This means it is too early to tell if crop yields will down or if there will be any impact on the prices you and I see at the supermarket.

Photo from: Mike Campbell/Staff
Photo from: Mike Campbell/Staff
Photo from: Mike Campbell/Staff
Photo from: Mike Campbell/Staff
Photo from: Mike Campbell/Staff
Photo from: Mike Campbell/Staff
Photo from: Mike Campbell/Staff
Photo from: Mike Campbell/Staff
Photo from: Mike Campbell/Staff
Photo from: Mike Campbell/Staff
Photo from: Mike Campbell/Staff
Photo from: Mike Campbell/Staff
Photo from: Mike Campbell/Staff
Photo from: Mike Campbell/Staff
Photo from: Mike Campbell/Staff
Photo from: Mike Campbell/Staff
Photo from: Mike Campbell/Staff
Photo from: Mike Campbell/Staff
Photo from: Mike Campbell/Staff
Photo from: Mike Campbell/Staff
Photo from: Mike Campbell/Staff
Photo from: Mike Campbell/Staff
Photo from: Mike Campbell/Staff
Photo from: Mike Campbell/Staff
Photo from: Mike Campbell/Staff
Photo from: Mike Campbell/Staff

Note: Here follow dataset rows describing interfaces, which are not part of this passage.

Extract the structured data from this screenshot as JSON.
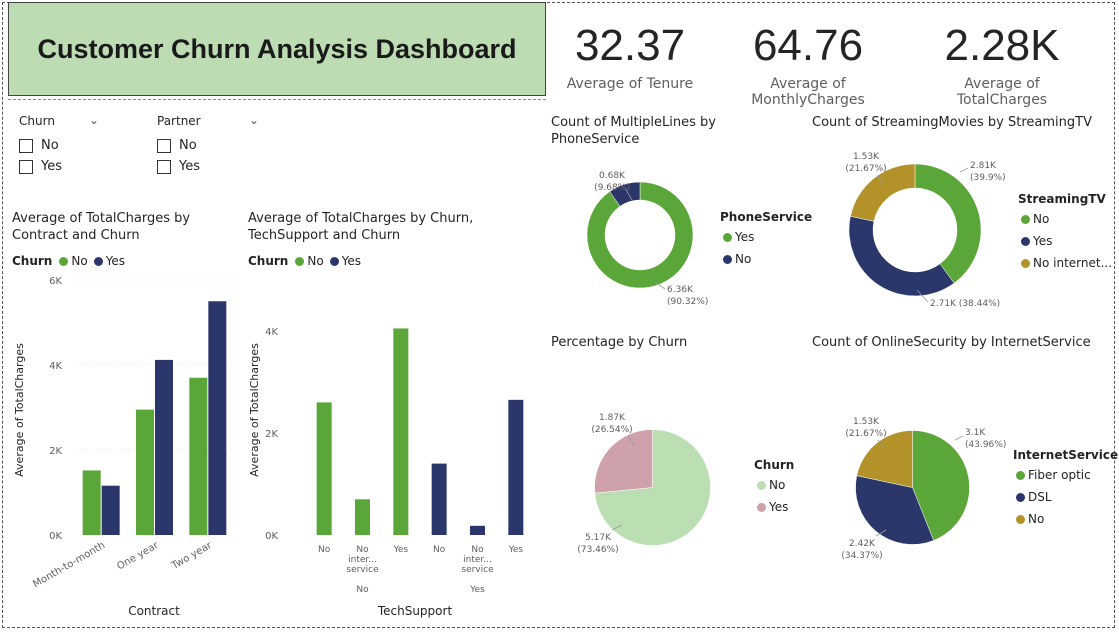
{
  "title": "Customer Churn Analysis Dashboard",
  "kpis": [
    {
      "value": "32.37",
      "label": "Average of Tenure"
    },
    {
      "value": "64.76",
      "label": "Average of MonthlyCharges"
    },
    {
      "value": "2.28K",
      "label": "Average of TotalCharges"
    }
  ],
  "slicers": [
    {
      "title": "Churn",
      "options": [
        "No",
        "Yes"
      ]
    },
    {
      "title": "Partner",
      "options": [
        "No",
        "Yes"
      ]
    }
  ],
  "colors": {
    "green": "#5aa638",
    "navy": "#2b376a",
    "gold": "#b3922a",
    "lightgreen": "#bcdeb3",
    "rose": "#cfa1aa"
  },
  "chart_data": [
    {
      "type": "bar",
      "title_line1": "Average of TotalCharges by",
      "title_line2": "Contract and Churn",
      "legend_title": "Churn",
      "categories": [
        "Month-to-month",
        "One year",
        "Two year"
      ],
      "series": [
        {
          "name": "No",
          "values": [
            1520,
            2950,
            3700
          ]
        },
        {
          "name": "Yes",
          "values": [
            1160,
            4120,
            5500
          ]
        }
      ],
      "ylim": [
        0,
        6000
      ],
      "yticks": [
        "0K",
        "2K",
        "4K",
        "6K"
      ],
      "xlabel": "Contract",
      "ylabel": "Average of TotalCharges"
    },
    {
      "type": "bar",
      "title_line1": "Average of TotalCharges by Churn,",
      "title_line2": "TechSupport and Churn",
      "legend_title": "Churn",
      "legend": [
        "No",
        "Yes"
      ],
      "groups": [
        {
          "label": "No",
          "cats": [
            {
              "label": [
                "No"
              ],
              "value": 2600,
              "series": "No"
            },
            {
              "label": [
                "No",
                "inter...",
                "service"
              ],
              "value": 700,
              "series": "No"
            },
            {
              "label": [
                "Yes"
              ],
              "value": 4050,
              "series": "No"
            }
          ]
        },
        {
          "label": "Yes",
          "cats": [
            {
              "label": [
                "No"
              ],
              "value": 1400,
              "series": "Yes"
            },
            {
              "label": [
                "No",
                "inter...",
                "service"
              ],
              "value": 180,
              "series": "Yes"
            },
            {
              "label": [
                "Yes"
              ],
              "value": 2650,
              "series": "Yes"
            }
          ]
        }
      ],
      "ylim": [
        0,
        5000
      ],
      "yticks": [
        "0K",
        "2K",
        "4K"
      ],
      "xlabel": "TechSupport",
      "ylabel": "Average of TotalCharges"
    },
    {
      "type": "donut",
      "title_line1": "Count of MultipleLines by",
      "title_line2": "PhoneService",
      "legend_title": "PhoneService",
      "slices": [
        {
          "name": "Yes",
          "value": 90.32,
          "label1": "6.36K",
          "label2": "(90.32%)",
          "color": "#5aa638"
        },
        {
          "name": "No",
          "value": 9.68,
          "label1": "0.68K",
          "label2": "(9.68%)",
          "color": "#2b376a"
        }
      ]
    },
    {
      "type": "donut",
      "title_line1": "Count of StreamingMovies by StreamingTV",
      "legend_title": "StreamingTV",
      "slices": [
        {
          "name": "No",
          "value": 39.9,
          "label1": "2.81K",
          "label2": "(39.9%)",
          "color": "#5aa638"
        },
        {
          "name": "Yes",
          "value": 38.44,
          "label1": "2.71K (38.44%)",
          "label2": "",
          "color": "#2b376a"
        },
        {
          "name": "No internet...",
          "value": 21.67,
          "label1": "1.53K",
          "label2": "(21.67%)",
          "color": "#b3922a"
        }
      ]
    },
    {
      "type": "pie",
      "title_line1": "Percentage by Churn",
      "legend_title": "Churn",
      "slices": [
        {
          "name": "No",
          "value": 73.46,
          "label1": "5.17K",
          "label2": "(73.46%)",
          "color": "#bcdeb3"
        },
        {
          "name": "Yes",
          "value": 26.54,
          "label1": "1.87K",
          "label2": "(26.54%)",
          "color": "#cfa1aa"
        }
      ]
    },
    {
      "type": "pie",
      "title_line1": "Count of OnlineSecurity by InternetService",
      "legend_title": "InternetService",
      "slices": [
        {
          "name": "Fiber optic",
          "value": 43.96,
          "label1": "3.1K",
          "label2": "(43.96%)",
          "color": "#5aa638"
        },
        {
          "name": "DSL",
          "value": 34.37,
          "label1": "2.42K",
          "label2": "(34.37%)",
          "color": "#2b376a"
        },
        {
          "name": "No",
          "value": 21.67,
          "label1": "1.53K",
          "label2": "(21.67%)",
          "color": "#b3922a"
        }
      ]
    }
  ]
}
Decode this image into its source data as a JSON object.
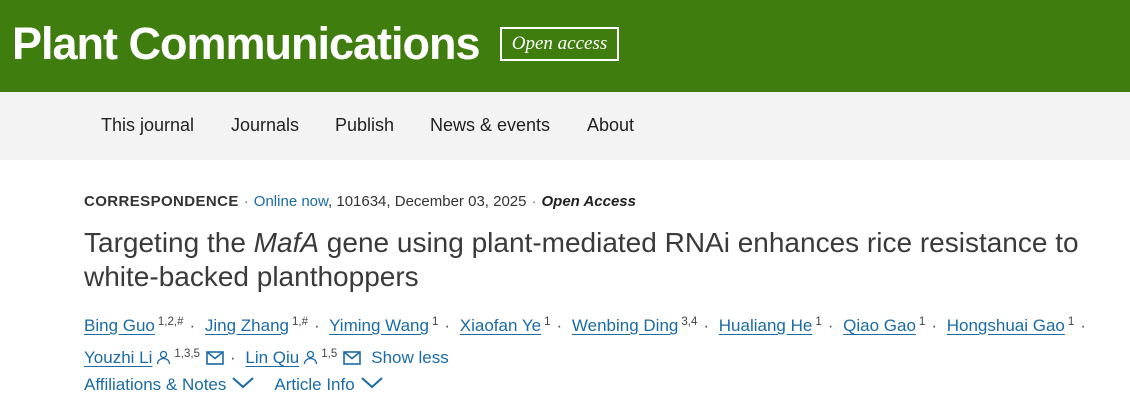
{
  "header": {
    "brand": "Plant Communications",
    "badge": "Open access",
    "brand_color": "#3f7d0e"
  },
  "nav": {
    "items": [
      {
        "label": "This journal"
      },
      {
        "label": "Journals"
      },
      {
        "label": "Publish"
      },
      {
        "label": "News & events"
      },
      {
        "label": "About"
      }
    ]
  },
  "article": {
    "type": "CORRESPONDENCE",
    "online_label": "Online now",
    "citation": ", 101634, December 03, 2025",
    "access": "Open Access",
    "title_prefix": "Targeting the ",
    "title_gene": "MafA",
    "title_suffix": " gene using plant-mediated RNAi enhances rice resistance to white-backed planthoppers"
  },
  "authors": [
    {
      "name": "Bing Guo",
      "sup": "1,2,#"
    },
    {
      "name": "Jing Zhang",
      "sup": "1,#"
    },
    {
      "name": "Yiming Wang",
      "sup": "1"
    },
    {
      "name": "Xiaofan Ye",
      "sup": "1"
    },
    {
      "name": "Wenbing Ding",
      "sup": "3,4"
    },
    {
      "name": "Hualiang He",
      "sup": "1"
    },
    {
      "name": "Qiao Gao",
      "sup": "1"
    },
    {
      "name": "Hongshuai Gao",
      "sup": "1"
    },
    {
      "name": "Youzhi Li",
      "sup": "1,3,5",
      "corresponding": true
    },
    {
      "name": "Lin Qiu",
      "sup": "1,5",
      "corresponding": true
    }
  ],
  "show_less": "Show less",
  "links": {
    "affiliations": "Affiliations & Notes",
    "article_info": "Article Info"
  },
  "icons": {
    "author_profile": "person-icon",
    "email": "envelope-icon",
    "dropdown": "chevron-down-icon"
  },
  "colors": {
    "link": "#1a6ba6",
    "nav_bg": "#f3f3f3"
  }
}
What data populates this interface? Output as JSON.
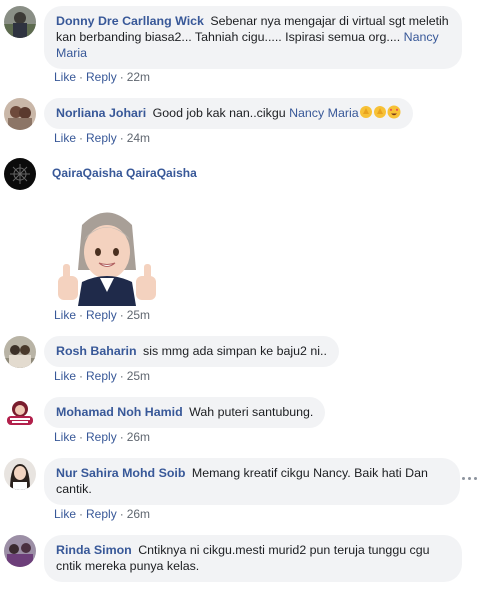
{
  "comments": [
    {
      "name": "Donny Dre Carllang Wick",
      "text": "Sebenar nya mengajar di virtual sgt meletih kan berbanding biasa2... Tahniah cigu..... Ispirasi semua org....",
      "tag": "Nancy Maria",
      "like": "Like",
      "reply": "Reply",
      "time": "22m"
    },
    {
      "name": "Norliana Johari",
      "text": "Good job kak nan..cikgu",
      "tag": "Nancy Maria",
      "emojis": [
        "clapping-hands-emoji",
        "clapping-hands-emoji",
        "star-struck-emoji"
      ],
      "like": "Like",
      "reply": "Reply",
      "time": "24m"
    },
    {
      "name": "QairaQaisha QairaQaisha",
      "sticker": "thumbs-up-avatar-sticker",
      "like": "Like",
      "reply": "Reply",
      "time": "25m"
    },
    {
      "name": "Rosh Baharin",
      "text": "sis mmg ada simpan ke baju2 ni..",
      "like": "Like",
      "reply": "Reply",
      "time": "25m"
    },
    {
      "name": "Mohamad Noh Hamid",
      "text": "Wah puteri santubung.",
      "like": "Like",
      "reply": "Reply",
      "time": "26m"
    },
    {
      "name": "Nur Sahira Mohd Soib",
      "text": "Memang kreatif cikgu Nancy. Baik hati Dan cantik.",
      "like": "Like",
      "reply": "Reply",
      "time": "26m"
    },
    {
      "name": "Rinda Simon",
      "text": "Cntiknya ni cikgu.mesti murid2 pun teruja tunggu cgu cntik mereka punya kelas."
    }
  ],
  "colors": {
    "link": "#385898",
    "bubble": "#f2f3f5",
    "meta": "#606770"
  }
}
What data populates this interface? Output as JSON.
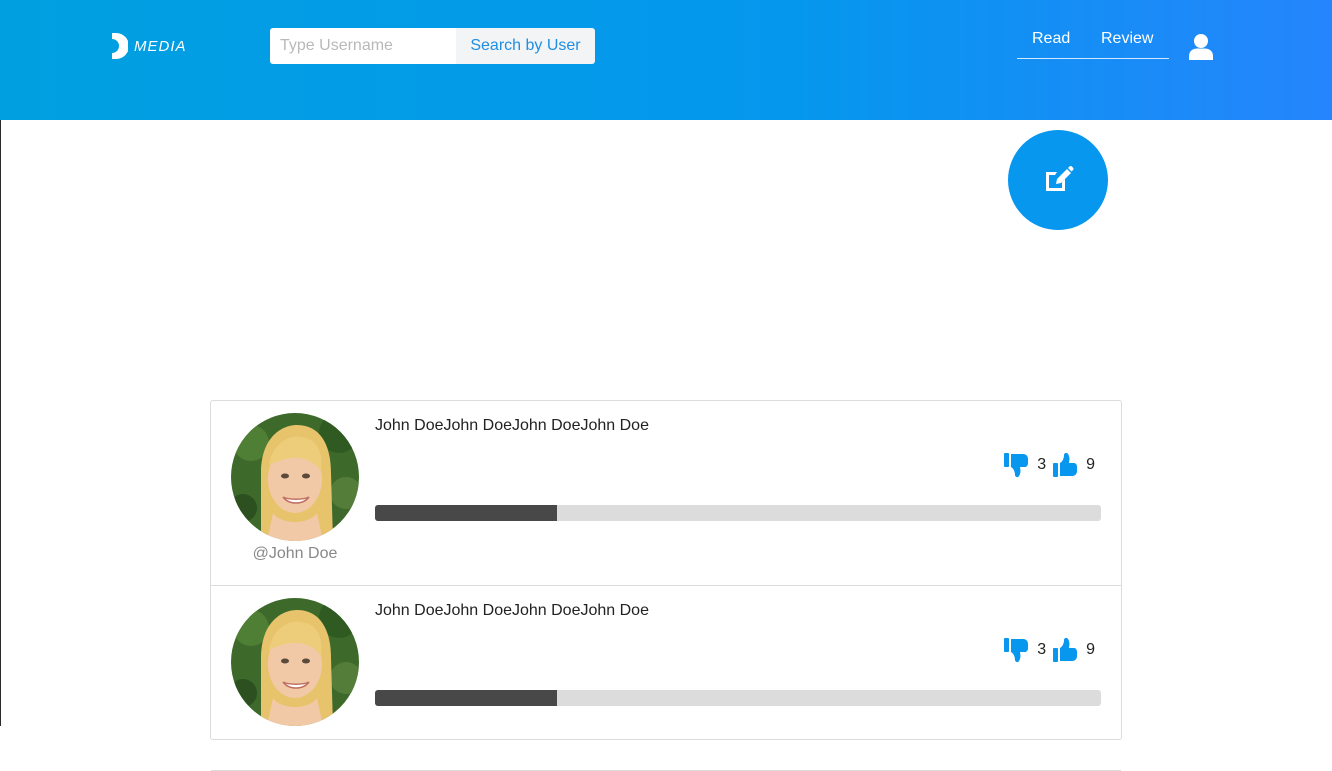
{
  "header": {
    "logo_text": "MEDIA",
    "search": {
      "placeholder": "Type Username",
      "value": "",
      "button_label": "Search by User"
    },
    "nav": [
      {
        "label": "Read"
      },
      {
        "label": "Review"
      }
    ],
    "user_icon": "user-icon"
  },
  "fab": {
    "icon": "edit-icon"
  },
  "colors": {
    "header_start": "#00a0e0",
    "header_end": "#2585fc",
    "accent": "#0797ef",
    "progress_fill": "#484848",
    "progress_track": "#dcdcdc"
  },
  "posts": [
    {
      "title": "John DoeJohn DoeJohn DoeJohn Doe",
      "username": "@John Doe",
      "dislikes": "3",
      "likes": "9",
      "progress": 0.25
    },
    {
      "title": "John DoeJohn DoeJohn DoeJohn Doe",
      "username": "",
      "dislikes": "3",
      "likes": "9",
      "progress": 0.25
    }
  ]
}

Photo from: Mike Campbell/Staff
Photo from: Mike Campbell/Staff